The Regional Studies Center (RSC) is an independent think tank engaged in a wide range of strategic analysis and research, developing policy initiatives aimed at bolstering political and economic reform and conflict resolution in the broader South Caucasus region.
As a leading think tank based in Armenia, the RSC strives to elevate the level of political discourse and deepen civic activism while broadening engagement in the public policy process. One of our core longer-term goals is to serve as a catalyst for reform and sustainable development by contributing to the formulation of public policy through innovative research and objective analysis.
Our research and project activities consist of five main program areas:
(1) Regional analysis of political, economic and security issues in the South Caucasus, but also including Iran, Russia and Turkey;
(2) National security and defense reform;
(3) Democratization and good governance;
(4) Economics and sustainable development;
(5) Educating and empowering youth as an “agent of change.”

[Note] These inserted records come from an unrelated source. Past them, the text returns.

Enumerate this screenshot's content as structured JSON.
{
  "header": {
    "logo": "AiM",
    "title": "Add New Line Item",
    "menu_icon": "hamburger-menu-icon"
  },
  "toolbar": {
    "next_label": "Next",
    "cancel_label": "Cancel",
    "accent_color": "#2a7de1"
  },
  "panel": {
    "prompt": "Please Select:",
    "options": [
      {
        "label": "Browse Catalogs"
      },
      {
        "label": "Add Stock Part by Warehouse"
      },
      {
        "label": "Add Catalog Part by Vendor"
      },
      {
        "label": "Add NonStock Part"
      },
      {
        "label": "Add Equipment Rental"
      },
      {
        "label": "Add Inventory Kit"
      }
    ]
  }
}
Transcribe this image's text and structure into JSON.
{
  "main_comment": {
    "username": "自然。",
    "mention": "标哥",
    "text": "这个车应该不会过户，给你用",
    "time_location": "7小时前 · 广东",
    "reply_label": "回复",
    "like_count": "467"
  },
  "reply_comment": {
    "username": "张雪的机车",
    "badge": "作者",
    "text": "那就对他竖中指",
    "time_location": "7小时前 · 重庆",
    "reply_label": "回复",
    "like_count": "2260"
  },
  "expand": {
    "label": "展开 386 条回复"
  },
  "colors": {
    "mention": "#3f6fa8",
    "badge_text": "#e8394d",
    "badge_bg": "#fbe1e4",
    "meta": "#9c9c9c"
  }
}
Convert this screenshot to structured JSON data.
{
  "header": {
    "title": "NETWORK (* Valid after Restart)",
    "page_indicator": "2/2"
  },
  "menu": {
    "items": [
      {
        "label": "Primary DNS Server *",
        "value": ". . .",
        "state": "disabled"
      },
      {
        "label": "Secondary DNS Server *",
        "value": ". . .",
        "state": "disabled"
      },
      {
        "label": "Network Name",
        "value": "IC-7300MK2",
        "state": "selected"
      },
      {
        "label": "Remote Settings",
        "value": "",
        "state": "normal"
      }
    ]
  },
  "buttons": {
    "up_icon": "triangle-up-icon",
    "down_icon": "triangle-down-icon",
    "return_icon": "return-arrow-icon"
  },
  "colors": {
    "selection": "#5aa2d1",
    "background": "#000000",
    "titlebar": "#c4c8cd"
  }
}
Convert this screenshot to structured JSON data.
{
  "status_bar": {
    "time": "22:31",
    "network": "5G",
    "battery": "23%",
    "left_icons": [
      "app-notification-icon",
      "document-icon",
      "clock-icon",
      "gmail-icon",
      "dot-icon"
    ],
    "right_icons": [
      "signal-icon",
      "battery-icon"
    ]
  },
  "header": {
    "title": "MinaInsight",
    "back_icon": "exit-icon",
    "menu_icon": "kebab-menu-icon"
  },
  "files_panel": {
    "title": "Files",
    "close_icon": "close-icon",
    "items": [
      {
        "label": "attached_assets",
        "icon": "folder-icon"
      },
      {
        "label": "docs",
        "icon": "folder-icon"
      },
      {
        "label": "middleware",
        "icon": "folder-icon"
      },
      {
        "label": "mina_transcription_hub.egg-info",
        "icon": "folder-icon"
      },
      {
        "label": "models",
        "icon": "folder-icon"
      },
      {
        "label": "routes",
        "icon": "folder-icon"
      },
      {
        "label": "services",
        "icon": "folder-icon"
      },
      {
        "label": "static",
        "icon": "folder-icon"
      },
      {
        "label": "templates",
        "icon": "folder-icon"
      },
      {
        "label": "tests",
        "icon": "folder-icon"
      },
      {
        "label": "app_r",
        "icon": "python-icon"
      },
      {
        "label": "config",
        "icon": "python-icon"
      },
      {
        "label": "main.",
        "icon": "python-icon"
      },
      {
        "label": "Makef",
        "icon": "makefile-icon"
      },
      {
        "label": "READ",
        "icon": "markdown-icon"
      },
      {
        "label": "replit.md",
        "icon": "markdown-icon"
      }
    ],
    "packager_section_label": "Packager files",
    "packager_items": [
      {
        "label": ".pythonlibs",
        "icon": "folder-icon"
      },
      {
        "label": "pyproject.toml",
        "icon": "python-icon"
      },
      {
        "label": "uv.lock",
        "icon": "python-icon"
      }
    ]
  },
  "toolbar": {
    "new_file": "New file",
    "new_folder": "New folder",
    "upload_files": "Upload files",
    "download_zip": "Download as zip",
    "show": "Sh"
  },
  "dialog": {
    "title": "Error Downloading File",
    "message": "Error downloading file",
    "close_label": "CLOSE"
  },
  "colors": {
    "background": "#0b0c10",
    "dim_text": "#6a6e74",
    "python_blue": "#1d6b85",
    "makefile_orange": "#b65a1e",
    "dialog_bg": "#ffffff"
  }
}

Since our founding in 2012, the RSC has also offered a regular series of certificate-based professional development training courses, analytical briefings and interactive “focus groups,” and convenes simulation exercises focused on diplomatic negotiations and “war gaming” models.
Regional Studies Center (RSC)
60 Aram Street, #53, 3rd floor
0010 Yerevan, Armenia
Tel: (+374) 11 70 99 69
In an interview with the Ukrainian weekly “Mirror of the Week” newspaper published on 18 July, RSC Senior Analyst David Shahnazaryan was cited for his critical analysis of the outlook for the Russian-led Eurasian Union project. According to Shahnazaryan, it is now increasingly unlikely that Armenia may join the Customs Union/ Eurasian Economic Union in the current year. Further, he argued that actually “it is very likely that Armenia will return to the Association Agreement with the EU.”.
In an interview with the Armenian “1in.am” electronic news agency, RSC Senior Analyst David Shahnazaryan offered extensive analysis assessing the impact of the tragic downing of a civilian Malayasian Airlines Being 777 over Ukraine. According to Shahnazaryan, the civilian aircraft was most likely downed by pro-Russian militia units in Donetsk in the eastern part of Ukraine, probably using the Russian “Buk” anti-aircraft missile system..
In a two-part interview published on 16 and 17 July by the Armenian daily newspaper “Aravot,” RSC Project Director Haykak Arshamyan offered his analysis of developments in Armenian foreign policy, with a focus on the new security environment in the wake of Russian aggression against Ukraine, and also assessed the current state of domestic politics.
According to Dr. Arshamyan, the resilience of Armenian civil society has changed the internal political dynamic of the country, to the point where the Armenian government has become unable to effectively limit or silence civic activism. He further noted the demise of the Armenian government’s stated ambition to join the Russian-driven Eurasian Union project, and stressed that the future of Armenian relations with the European Union (EU) remains promising, despite the setbacks form the Armenian president’s blunder to sacrifice the Association Agreement with the EU.
www.aravot.am/2014/07/16/479964/ (first part)
www.aravot.am/2014/07/17/480280/ (second part).
At the invitation of the Georgian government, RSC Senior Analyst David Shahnazaryan attended a two-day international conference in Batumi, Georgia from 10-11 July and delivered a presentation on regional security and public diplomacy. The conference, entitled “Georgia’s European Way,” was opened by the Georgian Prime Minister and Foreign Minister and brought together a number of senior officials and representatives from civil society, as well as leading analysts to “discuss issues related to the implementation of the Association Agreement, including the Deep and Comprehensive Free Trade Area (DCFTA), and the EU-Georgia cooperation agenda ahead of the Eastern Partnership (EaP) 2015 Riga Summit.”.
RSC Director Richard Giragosian presented a “critical assessment” of proposed amendments to the Armenian constitution at a public event on 10 July organized by the Apella Institute for Policy Analysis and Dialogue in partnership with the Open Society Foundations- Armenia. The international conference, entitled “Rethinking Constitutional Reforms in Context,” included presentations by Gagik Harutyunyan, the Chairman of the Armenian Constitutional Court, and the head of the Armenian government-formed Constitutional Reforms Commission, Professor Miroslaw Wyrzykowski, Professor, Chair of Human Rights, University of Warsaw, former Judge, Constitutional Court, Poland, Dr. Daniel Smilov, Programme Director, Centre for Liberal Strategies, Bulgaria and Professor of Comparative Constitutional Law, University of Sofia and CEU, and Dr. Alexei Pikulik, Director, Belarusian Institute for Strategic Studies, and Assistant Professor, European University in Saint Petersburg, Russia.
Giragosian’s formal presentation will be posted shortly..